    A book trailer is a video advertisement for a book which employs techniques similar to those of movie trailers to promote books and encourage readers. These trailers can also be referred to as "video-podcasts", with higher quality trailers being called "cinematic book trailers". They are circulated on television and online in most common digital video formats. Common formats of book trailers include actors performing scenes from the book akin to a movie trailer, full production trailers, flash videos, animation or simple still photos set to music with text conveying the story. This differs from author readings and interviews, which consist of video footage of the author narrating a portion of their writing or being interviewed. Early book trailers consisted mostly of still images of the book, with some videos incorporating actors, with John Farris's book trailer for his 1986 novel Wildwood incorporating images from the book cover along with actors such as John Zacherle.
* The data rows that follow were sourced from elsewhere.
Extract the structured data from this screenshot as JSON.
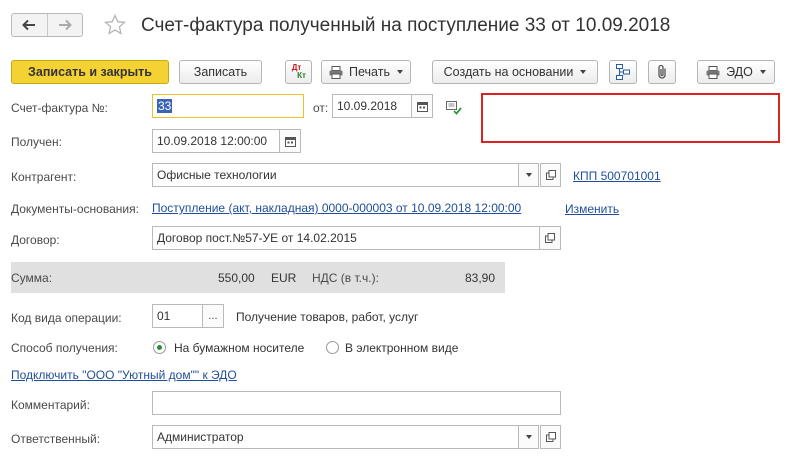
{
  "header": {
    "title": "Счет-фактура полученный на поступление 33 от 10.09.2018"
  },
  "toolbar": {
    "save_close_label": "Записать и закрыть",
    "save_label": "Записать",
    "dtkt_top": "Дт",
    "dtkt_bottom": "Кт",
    "print_label": "Печать",
    "create_based_label": "Создать на основании",
    "edo_label": "ЭДО"
  },
  "form": {
    "invoice_number_label": "Счет-фактура №:",
    "invoice_number_value": "33",
    "from_label": "от:",
    "invoice_date_value": "10.09.2018",
    "received_label": "Получен:",
    "received_value": "10.09.2018 12:00:00",
    "counterparty_label": "Контрагент:",
    "counterparty_value": "Офисные технологии",
    "kpp_link": "КПП 500701001",
    "base_docs_label": "Документы-основания:",
    "base_docs_link": "Поступление (акт, накладная) 0000-000003 от 10.09.2018 12:00:00",
    "change_link": "Изменить",
    "contract_label": "Договор:",
    "contract_value": "Договор пост.№57-УЕ от 14.02.2015",
    "sum_label": "Сумма:",
    "sum_value": "550,00",
    "currency": "EUR",
    "vat_label": "НДС (в т.ч.):",
    "vat_value": "83,90",
    "op_code_label": "Код вида операции:",
    "op_code_value": "01",
    "op_code_button": "...",
    "op_code_desc": "Получение товаров, работ, услуг",
    "receipt_method_label": "Способ получения:",
    "receipt_paper_label": "На бумажном носителе",
    "receipt_electronic_label": "В электронном виде",
    "receipt_selected": "paper",
    "connect_edo_link": "Подключить \"ООО \"Уютный дом\"\" к ЭДО",
    "comment_label": "Комментарий:",
    "comment_value": "",
    "responsible_label": "Ответственный:",
    "responsible_value": "Администратор"
  },
  "colors": {
    "primary_button": "#f5d233",
    "link": "#1f4e9c",
    "highlight_box": "#dd2222",
    "radio_dot": "#2c8a3b"
  }
}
    Every year there are two main events that give awards to outstanding film trailers: The Key Art Awards, presented by The Hollywood Reporter, and the Golden Trailer Awards. The Golden Trailer Awards and the Key Art Awards pick winners in all creative parts of film advertising, from trailers and TV spots to posters and print ads. The Golden Trailer Awards are currently expanding to add a sister event, The World Trailer Awards, to be a kickoff to the Cannes Film Festival in France, 2013. The yearly Key Art Awards ceremony is often held at the Dolby Theater in Hollywood. The Film Informant also recognizes movie marketing media and held the first annual TFI Awards in early January 2012. The site is the first to officially start recognizing and rating movie marketing media on a daily basis.